| Exercise details |
In the entries below, count the lines that contain the word "html" and give only that number.

| Extracted records |
# # # # # # #

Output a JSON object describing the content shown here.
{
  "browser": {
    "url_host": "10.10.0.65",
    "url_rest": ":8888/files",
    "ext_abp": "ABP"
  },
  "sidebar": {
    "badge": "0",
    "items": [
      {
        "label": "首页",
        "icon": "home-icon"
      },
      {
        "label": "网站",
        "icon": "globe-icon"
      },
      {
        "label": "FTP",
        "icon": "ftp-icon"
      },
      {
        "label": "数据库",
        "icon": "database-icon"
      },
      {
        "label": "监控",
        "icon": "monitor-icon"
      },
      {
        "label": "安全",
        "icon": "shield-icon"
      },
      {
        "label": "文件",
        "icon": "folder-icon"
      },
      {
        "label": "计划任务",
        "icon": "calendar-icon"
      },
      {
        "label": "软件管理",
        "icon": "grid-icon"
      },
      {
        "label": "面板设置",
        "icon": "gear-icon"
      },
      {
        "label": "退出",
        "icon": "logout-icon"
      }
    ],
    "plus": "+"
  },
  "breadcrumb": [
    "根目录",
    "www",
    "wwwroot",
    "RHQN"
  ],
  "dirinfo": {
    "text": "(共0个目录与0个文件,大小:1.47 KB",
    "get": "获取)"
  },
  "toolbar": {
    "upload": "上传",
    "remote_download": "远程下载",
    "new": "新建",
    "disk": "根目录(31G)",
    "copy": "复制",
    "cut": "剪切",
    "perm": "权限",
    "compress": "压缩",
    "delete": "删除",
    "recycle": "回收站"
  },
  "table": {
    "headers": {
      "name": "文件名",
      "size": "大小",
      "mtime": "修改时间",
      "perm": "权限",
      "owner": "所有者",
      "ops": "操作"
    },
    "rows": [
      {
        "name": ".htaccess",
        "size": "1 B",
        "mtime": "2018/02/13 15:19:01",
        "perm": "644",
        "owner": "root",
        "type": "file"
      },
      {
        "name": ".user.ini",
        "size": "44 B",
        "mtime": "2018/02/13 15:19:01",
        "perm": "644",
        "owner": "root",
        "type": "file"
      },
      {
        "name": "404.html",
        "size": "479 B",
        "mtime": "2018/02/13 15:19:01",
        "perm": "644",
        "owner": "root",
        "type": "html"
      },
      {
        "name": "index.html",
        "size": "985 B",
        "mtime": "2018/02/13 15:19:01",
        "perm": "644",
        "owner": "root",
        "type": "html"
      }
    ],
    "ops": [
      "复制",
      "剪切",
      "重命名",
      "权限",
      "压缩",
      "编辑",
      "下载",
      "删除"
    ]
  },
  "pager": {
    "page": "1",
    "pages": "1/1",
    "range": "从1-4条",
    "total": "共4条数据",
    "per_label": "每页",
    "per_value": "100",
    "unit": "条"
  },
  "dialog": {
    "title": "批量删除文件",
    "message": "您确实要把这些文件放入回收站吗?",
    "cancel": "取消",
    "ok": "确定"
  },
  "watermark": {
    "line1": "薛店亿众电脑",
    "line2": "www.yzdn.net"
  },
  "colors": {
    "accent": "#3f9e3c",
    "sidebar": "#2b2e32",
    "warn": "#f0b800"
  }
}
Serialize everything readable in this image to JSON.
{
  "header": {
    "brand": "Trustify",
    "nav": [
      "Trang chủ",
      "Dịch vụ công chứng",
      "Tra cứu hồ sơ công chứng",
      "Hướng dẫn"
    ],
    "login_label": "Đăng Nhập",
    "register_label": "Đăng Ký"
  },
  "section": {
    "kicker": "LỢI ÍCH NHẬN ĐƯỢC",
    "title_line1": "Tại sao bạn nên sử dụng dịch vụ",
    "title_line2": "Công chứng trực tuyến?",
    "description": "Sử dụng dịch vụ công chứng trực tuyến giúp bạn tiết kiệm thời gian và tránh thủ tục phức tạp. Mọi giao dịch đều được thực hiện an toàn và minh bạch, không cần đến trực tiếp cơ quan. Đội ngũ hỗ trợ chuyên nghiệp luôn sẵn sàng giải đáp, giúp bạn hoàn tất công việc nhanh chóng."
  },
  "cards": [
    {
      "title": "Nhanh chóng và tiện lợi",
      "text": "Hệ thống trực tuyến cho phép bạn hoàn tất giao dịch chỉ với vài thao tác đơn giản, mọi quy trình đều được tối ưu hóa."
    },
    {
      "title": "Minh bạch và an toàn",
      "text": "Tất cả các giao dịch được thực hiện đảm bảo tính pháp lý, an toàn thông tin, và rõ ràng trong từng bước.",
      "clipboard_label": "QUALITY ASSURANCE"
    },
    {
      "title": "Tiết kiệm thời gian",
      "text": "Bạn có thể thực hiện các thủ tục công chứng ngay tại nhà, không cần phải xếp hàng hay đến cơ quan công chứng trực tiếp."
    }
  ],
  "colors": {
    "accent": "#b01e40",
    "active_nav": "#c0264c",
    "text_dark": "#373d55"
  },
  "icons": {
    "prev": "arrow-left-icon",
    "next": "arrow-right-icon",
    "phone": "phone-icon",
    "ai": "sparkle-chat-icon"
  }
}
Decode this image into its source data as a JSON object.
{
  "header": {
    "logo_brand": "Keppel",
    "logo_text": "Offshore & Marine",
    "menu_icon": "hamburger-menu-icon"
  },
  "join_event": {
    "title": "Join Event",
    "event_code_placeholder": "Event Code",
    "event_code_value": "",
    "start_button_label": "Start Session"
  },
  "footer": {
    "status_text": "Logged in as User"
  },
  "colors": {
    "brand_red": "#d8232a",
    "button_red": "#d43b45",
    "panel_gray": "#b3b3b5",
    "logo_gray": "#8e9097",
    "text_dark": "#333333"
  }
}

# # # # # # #

| Answer |
4